In Part 2 of this series we explore the first of four key steps to consistently grow sales by consistently growing your salespeople. As you read through the four steps, we would like you to mentally test the following hypothesis: Anyone of reasonable intelligence can become a great sales performer if they are willing to practice.
Sales has been a “gut-feel” profession for so long. Salespeople and Sales Leaders alike have been attributed with some kind of sixth sense that enables them to know what to do and how to do it at just the right time in the sales cycle to score that game-changing deal. This Gandalf-like wizardry has seen many a career accelerate at great speed, only to crash and burn just as fast. But why?
Have you noticed that the overwhelming tendency of most sales professionals is to rush to a solution? It's in our nature. We want to solve our client's problems and we usually have the products and services to do it. So, what's the problem? We’re in the business of providing solutions; It’s what we do! So, why aren't our prospects just thrilled when we come knocking?
In The Matrix the human race had been reduced to little more than a power source for the machines, living out our ‘virtual lives’ in a programmed world created as the ultimate system of control. By taking the Red Pill Neo chose to break the chains that kept him in slavery. He chose to live as a free man in the real world and he chose to make it his mission to free as many other minds as he could.
The 1992 Baz Luhrmann classic Strictly Ballroom tells the story of Sam Hastings (Paul Mercurio) an up and coming ballroom dancer with the pedigree and talent to go all the way to the top. Despite his outstanding abilities the all powerful Ballroom Confederation, headed by Barry Fife (Bill Hunter) views Sam as a maverick and a threat to their authority.

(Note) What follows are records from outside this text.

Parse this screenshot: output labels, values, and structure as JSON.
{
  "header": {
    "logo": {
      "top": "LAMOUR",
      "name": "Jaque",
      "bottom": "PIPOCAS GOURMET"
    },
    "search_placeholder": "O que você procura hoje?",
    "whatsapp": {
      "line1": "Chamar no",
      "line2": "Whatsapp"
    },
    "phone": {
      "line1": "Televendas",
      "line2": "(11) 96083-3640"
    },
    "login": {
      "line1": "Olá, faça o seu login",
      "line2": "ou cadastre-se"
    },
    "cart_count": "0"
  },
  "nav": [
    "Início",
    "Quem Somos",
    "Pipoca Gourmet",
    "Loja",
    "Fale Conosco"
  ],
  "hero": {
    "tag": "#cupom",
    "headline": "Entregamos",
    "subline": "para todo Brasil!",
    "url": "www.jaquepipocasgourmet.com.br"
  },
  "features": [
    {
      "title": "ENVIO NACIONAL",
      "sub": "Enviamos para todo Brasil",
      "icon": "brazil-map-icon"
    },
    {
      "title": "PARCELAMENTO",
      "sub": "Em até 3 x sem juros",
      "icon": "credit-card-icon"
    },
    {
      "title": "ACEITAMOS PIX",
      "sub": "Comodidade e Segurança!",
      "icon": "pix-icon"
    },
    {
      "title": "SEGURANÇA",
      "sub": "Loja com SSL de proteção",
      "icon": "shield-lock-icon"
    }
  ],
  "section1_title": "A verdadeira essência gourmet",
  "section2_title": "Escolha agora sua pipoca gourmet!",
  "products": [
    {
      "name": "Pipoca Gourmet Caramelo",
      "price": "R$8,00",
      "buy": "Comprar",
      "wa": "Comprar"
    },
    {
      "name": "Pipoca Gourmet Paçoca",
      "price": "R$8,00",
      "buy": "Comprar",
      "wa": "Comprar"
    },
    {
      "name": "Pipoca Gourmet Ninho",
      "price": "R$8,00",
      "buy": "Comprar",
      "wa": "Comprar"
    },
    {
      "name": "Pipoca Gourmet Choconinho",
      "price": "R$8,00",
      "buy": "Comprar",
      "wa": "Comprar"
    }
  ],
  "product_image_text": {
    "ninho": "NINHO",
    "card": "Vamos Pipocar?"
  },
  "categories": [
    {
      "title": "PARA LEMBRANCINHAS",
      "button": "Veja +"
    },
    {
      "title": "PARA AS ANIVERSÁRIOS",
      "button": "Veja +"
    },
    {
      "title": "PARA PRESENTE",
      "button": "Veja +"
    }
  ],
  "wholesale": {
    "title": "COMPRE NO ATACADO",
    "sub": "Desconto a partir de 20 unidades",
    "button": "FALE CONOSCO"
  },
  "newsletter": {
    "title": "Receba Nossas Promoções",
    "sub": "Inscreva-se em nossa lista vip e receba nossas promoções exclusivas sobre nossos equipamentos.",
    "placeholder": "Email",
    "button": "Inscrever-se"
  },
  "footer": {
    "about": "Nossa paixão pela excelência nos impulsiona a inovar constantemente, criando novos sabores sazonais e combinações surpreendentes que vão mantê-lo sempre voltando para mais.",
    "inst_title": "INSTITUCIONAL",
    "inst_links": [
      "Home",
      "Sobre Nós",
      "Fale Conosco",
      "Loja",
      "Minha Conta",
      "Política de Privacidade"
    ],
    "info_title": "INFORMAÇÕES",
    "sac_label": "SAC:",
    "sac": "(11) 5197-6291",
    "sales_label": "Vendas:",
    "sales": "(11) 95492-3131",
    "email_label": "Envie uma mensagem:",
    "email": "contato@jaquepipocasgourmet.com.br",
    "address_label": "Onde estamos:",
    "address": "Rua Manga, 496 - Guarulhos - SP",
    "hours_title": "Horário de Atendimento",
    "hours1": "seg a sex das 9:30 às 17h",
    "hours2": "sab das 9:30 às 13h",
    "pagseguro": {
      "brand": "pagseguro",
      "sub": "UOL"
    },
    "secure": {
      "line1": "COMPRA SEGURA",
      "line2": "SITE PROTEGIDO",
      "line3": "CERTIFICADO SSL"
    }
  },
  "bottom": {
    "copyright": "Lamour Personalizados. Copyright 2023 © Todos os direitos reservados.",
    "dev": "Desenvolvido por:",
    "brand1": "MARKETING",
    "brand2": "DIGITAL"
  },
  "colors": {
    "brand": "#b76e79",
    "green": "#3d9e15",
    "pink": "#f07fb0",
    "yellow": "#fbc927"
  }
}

In recent years the USA military realised that the world they operate in has changed and they needed to change with it. To explain the changed world they use the term VUCA – volatile, uncertain, complex and ambiguous. As CEO’s and sales leaders we need to change our mode of operation. We need to equip our organisation and our people to deal with this new environment so they could respond in ways that were appropriate to the situation.
Yes, it’s true. Going back roughly 25 years ago to the original development of CRM and coming forward to fairly recently, it could certainly be said that the first iteration of CRM applications has been a failure. They’ve been costly, incredibly difficult and expensive to implement, and additionally expensive to administrate. These factors comprised the first part of the failure.